EXERCISE PROMPT — Could you set down every entry below exactly as it is?

DATA SUPPLIED —
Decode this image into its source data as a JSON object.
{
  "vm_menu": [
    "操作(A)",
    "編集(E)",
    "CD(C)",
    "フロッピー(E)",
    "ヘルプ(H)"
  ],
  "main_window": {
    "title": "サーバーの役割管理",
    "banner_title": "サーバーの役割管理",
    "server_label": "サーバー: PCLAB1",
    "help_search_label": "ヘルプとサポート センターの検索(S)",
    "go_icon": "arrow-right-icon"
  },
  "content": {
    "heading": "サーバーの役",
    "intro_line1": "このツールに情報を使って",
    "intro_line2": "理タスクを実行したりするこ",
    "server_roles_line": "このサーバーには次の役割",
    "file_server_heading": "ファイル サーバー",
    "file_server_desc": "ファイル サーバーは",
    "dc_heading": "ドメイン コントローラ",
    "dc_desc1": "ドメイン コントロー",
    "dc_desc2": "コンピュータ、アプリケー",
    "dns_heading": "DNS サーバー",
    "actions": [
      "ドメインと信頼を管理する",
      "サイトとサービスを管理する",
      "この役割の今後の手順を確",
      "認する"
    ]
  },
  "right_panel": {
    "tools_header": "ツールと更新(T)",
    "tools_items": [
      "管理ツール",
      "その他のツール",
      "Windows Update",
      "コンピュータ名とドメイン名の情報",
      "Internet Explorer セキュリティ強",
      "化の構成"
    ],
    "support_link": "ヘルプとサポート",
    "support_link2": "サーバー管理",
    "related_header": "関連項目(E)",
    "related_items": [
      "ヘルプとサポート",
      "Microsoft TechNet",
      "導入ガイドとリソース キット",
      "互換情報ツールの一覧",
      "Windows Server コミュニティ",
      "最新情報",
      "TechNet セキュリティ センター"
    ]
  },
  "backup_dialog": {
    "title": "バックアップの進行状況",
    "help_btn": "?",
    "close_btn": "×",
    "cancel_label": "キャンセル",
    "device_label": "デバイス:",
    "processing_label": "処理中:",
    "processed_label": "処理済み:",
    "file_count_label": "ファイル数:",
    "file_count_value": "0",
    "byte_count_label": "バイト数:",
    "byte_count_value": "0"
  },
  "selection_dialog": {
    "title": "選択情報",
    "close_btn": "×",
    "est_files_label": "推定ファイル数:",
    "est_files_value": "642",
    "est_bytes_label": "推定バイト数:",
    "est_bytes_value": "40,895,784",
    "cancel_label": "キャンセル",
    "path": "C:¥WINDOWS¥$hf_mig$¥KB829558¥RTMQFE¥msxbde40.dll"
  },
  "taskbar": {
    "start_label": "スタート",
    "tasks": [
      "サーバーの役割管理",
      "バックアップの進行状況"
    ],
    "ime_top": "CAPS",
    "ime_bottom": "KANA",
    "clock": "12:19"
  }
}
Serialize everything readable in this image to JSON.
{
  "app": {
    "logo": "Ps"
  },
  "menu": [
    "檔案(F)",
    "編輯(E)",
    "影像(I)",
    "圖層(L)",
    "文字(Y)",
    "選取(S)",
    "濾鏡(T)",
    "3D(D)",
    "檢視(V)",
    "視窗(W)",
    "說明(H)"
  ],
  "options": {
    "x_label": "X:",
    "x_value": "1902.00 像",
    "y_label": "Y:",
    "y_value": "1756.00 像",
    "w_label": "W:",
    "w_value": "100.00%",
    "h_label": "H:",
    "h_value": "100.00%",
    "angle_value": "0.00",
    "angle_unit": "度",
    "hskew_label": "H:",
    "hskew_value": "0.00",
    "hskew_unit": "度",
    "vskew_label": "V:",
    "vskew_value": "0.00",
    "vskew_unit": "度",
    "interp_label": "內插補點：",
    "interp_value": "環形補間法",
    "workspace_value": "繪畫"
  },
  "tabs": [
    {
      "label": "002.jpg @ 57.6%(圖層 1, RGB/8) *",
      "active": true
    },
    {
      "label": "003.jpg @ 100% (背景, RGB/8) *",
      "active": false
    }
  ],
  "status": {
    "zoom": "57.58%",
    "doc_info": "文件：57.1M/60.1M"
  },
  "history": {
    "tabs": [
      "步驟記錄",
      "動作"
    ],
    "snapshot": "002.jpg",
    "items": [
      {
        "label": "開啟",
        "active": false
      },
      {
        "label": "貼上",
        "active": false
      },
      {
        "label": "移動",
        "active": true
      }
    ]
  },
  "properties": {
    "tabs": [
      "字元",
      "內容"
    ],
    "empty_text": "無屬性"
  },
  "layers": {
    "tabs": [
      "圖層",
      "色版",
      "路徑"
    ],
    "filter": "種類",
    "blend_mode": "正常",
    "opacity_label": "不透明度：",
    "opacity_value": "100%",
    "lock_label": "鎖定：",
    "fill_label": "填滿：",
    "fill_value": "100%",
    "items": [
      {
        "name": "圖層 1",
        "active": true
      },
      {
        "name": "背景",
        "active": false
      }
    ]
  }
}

ANSWER FOR THE TASK —
Decode this image into its source data as a JSON object.
{
  "vm_menu": [
    "操作(A)",
    "編集(E)",
    "CD(C)",
    "フロッピー(E)",
    "ヘルプ(H)"
  ],
  "main_window": {
    "title": "サーバーの役割管理",
    "banner_title": "サーバーの役割管理",
    "server_label": "サーバー: PCLAB1",
    "help_search_label": "ヘルプとサポート センターの検索(S)",
    "go_icon": "arrow-right-icon"
  },
  "content": {
    "heading": "サーバーの役",
    "intro_line1": "このツールに情報を使って",
    "intro_line2": "理タスクを実行したりするこ",
    "server_roles_line": "このサーバーには次の役割",
    "file_server_heading": "ファイル サーバー",
    "file_server_desc": "ファイル サーバーは",
    "dc_heading": "ドメイン コントローラ",
    "dc_desc1": "ドメイン コントロー",
    "dc_desc2": "コンピュータ、アプリケー",
    "dns_heading": "DNS サーバー",
    "actions": [
      "ドメインと信頼を管理する",
      "サイトとサービスを管理する",
      "この役割の今後の手順を確",
      "認する"
    ]
  },
  "right_panel": {
    "tools_header": "ツールと更新(T)",
    "tools_items": [
      "管理ツール",
      "その他のツール",
      "Windows Update",
      "コンピュータ名とドメイン名の情報",
      "Internet Explorer セキュリティ強",
      "化の構成"
    ],
    "support_link": "ヘルプとサポート",
    "support_link2": "サーバー管理",
    "related_header": "関連項目(E)",
    "related_items": [
      "ヘルプとサポート",
      "Microsoft TechNet",
      "導入ガイドとリソース キット",
      "互換情報ツールの一覧",
      "Windows Server コミュニティ",
      "最新情報",
      "TechNet セキュリティ センター"
    ]
  },
  "backup_dialog": {
    "title": "バックアップの進行状況",
    "help_btn": "?",
    "close_btn": "×",
    "cancel_label": "キャンセル",
    "device_label": "デバイス:",
    "processing_label": "処理中:",
    "processed_label": "処理済み:",
    "file_count_label": "ファイル数:",
    "file_count_value": "0",
    "byte_count_label": "バイト数:",
    "byte_count_value": "0"
  },
  "selection_dialog": {
    "title": "選択情報",
    "close_btn": "×",
    "est_files_label": "推定ファイル数:",
    "est_files_value": "642",
    "est_bytes_label": "推定バイト数:",
    "est_bytes_value": "40,895,784",
    "cancel_label": "キャンセル",
    "path": "C:¥WINDOWS¥$hf_mig$¥KB829558¥RTMQFE¥msxbde40.dll"
  },
  "taskbar": {
    "start_label": "スタート",
    "tasks": [
      "サーバーの役割管理",
      "バックアップの進行状況"
    ],
    "ime_top": "CAPS",
    "ime_bottom": "KANA",
    "clock": "12:19"
  }
}
Serialize everything readable in this image to JSON.
{
  "app": {
    "logo": "Ps"
  },
  "menu": [
    "檔案(F)",
    "編輯(E)",
    "影像(I)",
    "圖層(L)",
    "文字(Y)",
    "選取(S)",
    "濾鏡(T)",
    "3D(D)",
    "檢視(V)",
    "視窗(W)",
    "說明(H)"
  ],
  "options": {
    "x_label": "X:",
    "x_value": "1902.00 像",
    "y_label": "Y:",
    "y_value": "1756.00 像",
    "w_label": "W:",
    "w_value": "100.00%",
    "h_label": "H:",
    "h_value": "100.00%",
    "angle_value": "0.00",
    "angle_unit": "度",
    "hskew_label": "H:",
    "hskew_value": "0.00",
    "hskew_unit": "度",
    "vskew_label": "V:",
    "vskew_value": "0.00",
    "vskew_unit": "度",
    "interp_label": "內插補點：",
    "interp_value": "環形補間法",
    "workspace_value": "繪畫"
  },
  "tabs": [
    {
      "label": "002.jpg @ 57.6%(圖層 1, RGB/8) *",
      "active": true
    },
    {
      "label": "003.jpg @ 100% (背景, RGB/8) *",
      "active": false
    }
  ],
  "status": {
    "zoom": "57.58%",
    "doc_info": "文件：57.1M/60.1M"
  },
  "history": {
    "tabs": [
      "步驟記錄",
      "動作"
    ],
    "snapshot": "002.jpg",
    "items": [
      {
        "label": "開啟",
        "active": false
      },
      {
        "label": "貼上",
        "active": false
      },
      {
        "label": "移動",
        "active": true
      }
    ]
  },
  "properties": {
    "tabs": [
      "字元",
      "內容"
    ],
    "empty_text": "無屬性"
  },
  "layers": {
    "tabs": [
      "圖層",
      "色版",
      "路徑"
    ],
    "filter": "種類",
    "blend_mode": "正常",
    "opacity_label": "不透明度：",
    "opacity_value": "100%",
    "lock_label": "鎖定：",
    "fill_label": "填滿：",
    "fill_value": "100%",
    "items": [
      {
        "name": "圖層 1",
        "active": true
      },
      {
        "name": "背景",
        "active": false
      }
    ]
  }
}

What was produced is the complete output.